In 1952, Michael Marchese, while delivering telegrams for Western Union on his bicycle, met Carl Stotz, a man Marchese calls "the father of Little League." For many years after that Marchese visited Stotz.
As the years passed, Marchese began to grow distressed with what he thought was a lack of recognition for Stotz.
"I always liked Carl. He was a good man and I felt he was getting shafted," Marchese said.
Michael Marchese pounds out another letter from his typewriter. Marchese, who 30 years ago successfully lead an initiative for a Smokey Bear stamp, wants the U.S. Postal Service to honor the late Carl Stotz, the founder of Little League Baseball, with a stamp of his own.
The final straw for him was the removal of Stotz's name from a scoreboard. Marchese was working as a security officer at the (Little League Baseball) World Series when he noticed the change.
"They had the board in honor of Carl and the next thing I know they take down his name and put this bank (name) up instead," Marchese said.
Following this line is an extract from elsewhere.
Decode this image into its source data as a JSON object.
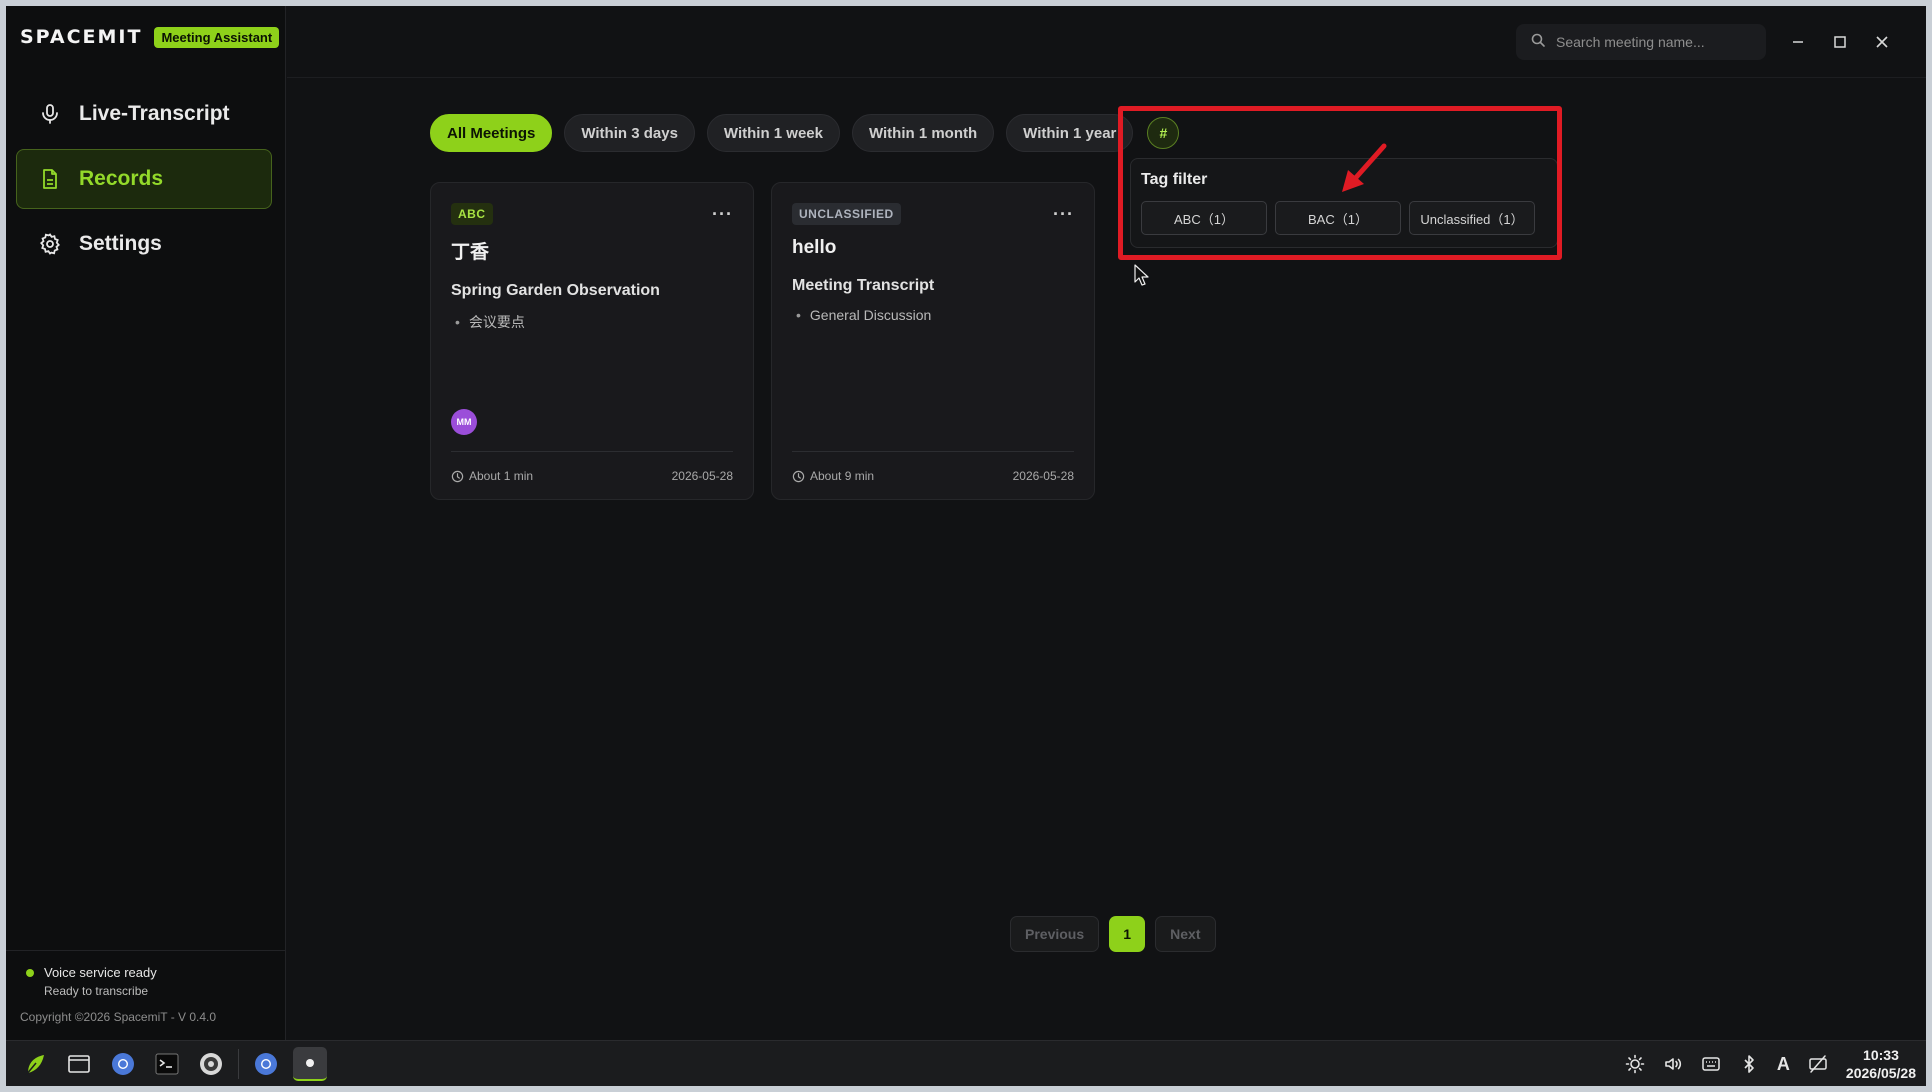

The lack of recognition drove Marchese to seek some other way to recognize Stotz, Little League's founder. He decided the best way would be for a commemorative stamp to be produced with Stotz' likeness.
Creating a stamp is a familiar process Marchese. He was the creator and the driving force behind the creation of a Smokey Bear stamp. Marchese wrote to the United States Postal Service and initially was denied because the USPS felt that Smokey was being phased out. Marchese dug his heels in and waged a seven-year campaign. Eventually the stamp was approved in 1983 and sold in 1984.
In 2010 Marchese began the process of getting Stotz approved for a stamp.
"I sat down and got my typewriter out and wrote a personal letter. I don't believe in form letters. Lots of people don't respect a form letter and just throw it away," Marchese said. "Besides, I love writing letters."
Marchese's plan came to a halt though when he received a letter threatening him with legal action.
"I got this letter from somebody over in Lewisburg who threatened to take me to court if I didn't stop," Marchese said. "They did not want a stamp of Mr. Stotz. They wanted a stamp of the founders."
He stopped his project but something unsettled him about the whole affair.
"My wife said that sometimes you lose the battle but win the war, but this time she said I lost the war ... and I thought 'like hell I did!'" Marchese said.
Instead of giving up the fight, Marchese turned the Internet and local libraries. For the next three years he researched Stotz extensively, including Stotz' contribution to the founding of Little League.
As Marchese researched, his conviction for his project grew. He was firmly convinced that Stotz deserved recognition and decided that, despite the previous legal threat, he was going through with his stamp project.
"The whole thing irritated me. If they can prove to me that Carl Stotz isn't the father of Little League then I'll drop the project, but they can't," Marchese said.
Last November the typewriter came back out and this time Marchese sent letters not only to the USPS but also several elected officials including Sen. Pat Toomey, R-Zionsville; U.S. Rep. Tom Marino, R-Cogan Station; and U.S. Rep. Glen "GT" Thompson, R-Howard. He didn't receive a response back from any of the elected officials but he did hear back from the USPS.
On March 13, Marchese received a letter from Mary Anne Penner, USPS manager of stamp development, informing him that Stotz is under consideration by the Citizens' Stamp Advisory Committee for a future stamp issuance.
"This is a good sign," Marchese said. "I didn't receive confirmation like this when I working on the Smokey Bear stamp."
Marchese now is waiting on official word as to whether or not the stamp will be created. If a Stotz stamp is approved, it most likely would be issued in 2015, according to Marchese. He said if the stamp is approved he would like to see it initially revealed at the Original League field on West Fourth Street.
Like a true strategist, Marchese also has a backup plan if the stamp is denied.
"I'll write another letter. I'll write to everyone who has anything to do with baseball. If I have to write to every Little League team in the nation, that's what I'll do," Marchese said. "If they want to take me to court I'm willing to go, too."
Marchese's battle to have Stotz immortalized on a stamp coincides with the 75th anniversary of Little League but he said that doesn't matter to him.
"I'm not thinking of that. I'm thinking about Carl. Here's a man who did something great for kids everywhere and he deserves some recognition for it," Marchese said.